TASK ITEM:
The answer must consist of every line from the data that holds "this".
--- PROVIDED MATERIAL Enclosed Below ---
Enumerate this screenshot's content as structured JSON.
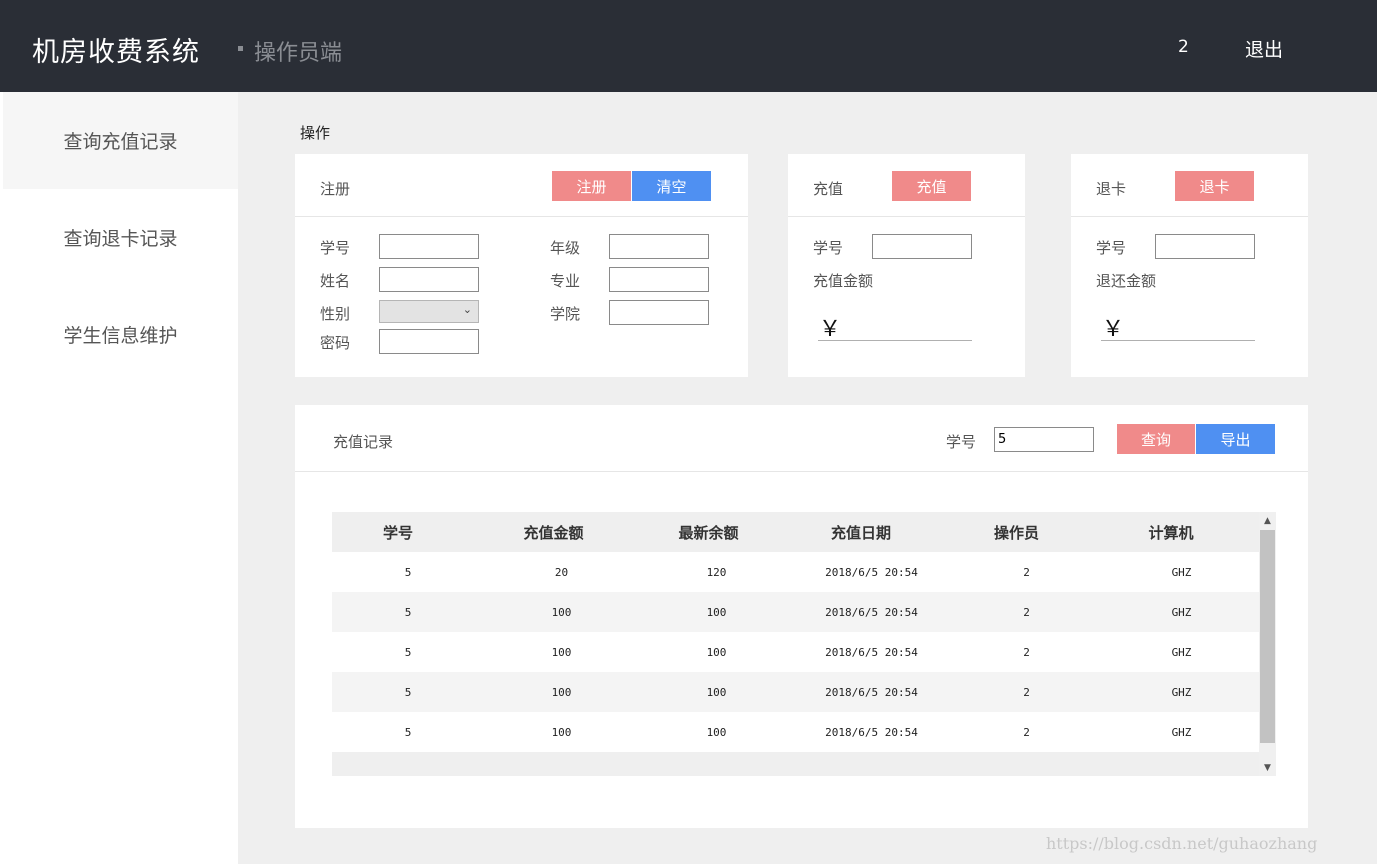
{
  "header": {
    "title": "机房收费系统",
    "subtitle": "操作员端",
    "user": "2",
    "logout": "退出"
  },
  "sidebar": {
    "items": [
      {
        "label": "查询充值记录"
      },
      {
        "label": "查询退卡记录"
      },
      {
        "label": "学生信息维护"
      }
    ]
  },
  "section_label": "操作",
  "register": {
    "title": "注册",
    "register_btn": "注册",
    "clear_btn": "清空",
    "fields": {
      "student_id": "学号",
      "name": "姓名",
      "gender": "性别",
      "password": "密码",
      "grade": "年级",
      "major": "专业",
      "college": "学院"
    }
  },
  "recharge": {
    "title": "充值",
    "btn": "充值",
    "student_id": "学号",
    "amount_label": "充值金额",
    "currency": "￥"
  },
  "refund": {
    "title": "退卡",
    "btn": "退卡",
    "student_id": "学号",
    "amount_label": "退还金额",
    "currency": "￥"
  },
  "records": {
    "title": "充值记录",
    "search_label": "学号",
    "search_value": "5",
    "query_btn": "查询",
    "export_btn": "导出",
    "columns": [
      "学号",
      "充值金额",
      "最新余额",
      "充值日期",
      "操作员",
      "计算机"
    ],
    "rows": [
      [
        "5",
        "20",
        "120",
        "2018/6/5 20:54",
        "2",
        "GHZ"
      ],
      [
        "5",
        "100",
        "100",
        "2018/6/5 20:54",
        "2",
        "GHZ"
      ],
      [
        "5",
        "100",
        "100",
        "2018/6/5 20:54",
        "2",
        "GHZ"
      ],
      [
        "5",
        "100",
        "100",
        "2018/6/5 20:54",
        "2",
        "GHZ"
      ],
      [
        "5",
        "100",
        "100",
        "2018/6/5 20:54",
        "2",
        "GHZ"
      ]
    ]
  },
  "watermark": "https://blog.csdn.net/guhaozhang",
  "colors": {
    "header_bg": "#2a2e36",
    "btn_red": "#f08a8a",
    "btn_blue": "#4f90f2"
  }
}
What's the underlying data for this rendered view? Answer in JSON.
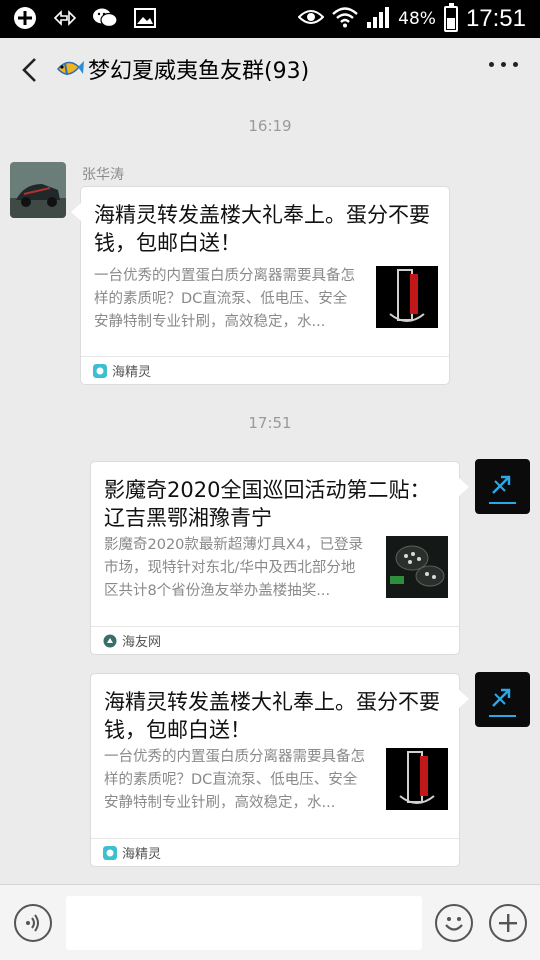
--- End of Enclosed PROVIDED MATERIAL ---
TASK ANSWER:
Enumerate this screenshot's content as structured JSON.
What's the underlying data for this rendered view? Answer in JSON.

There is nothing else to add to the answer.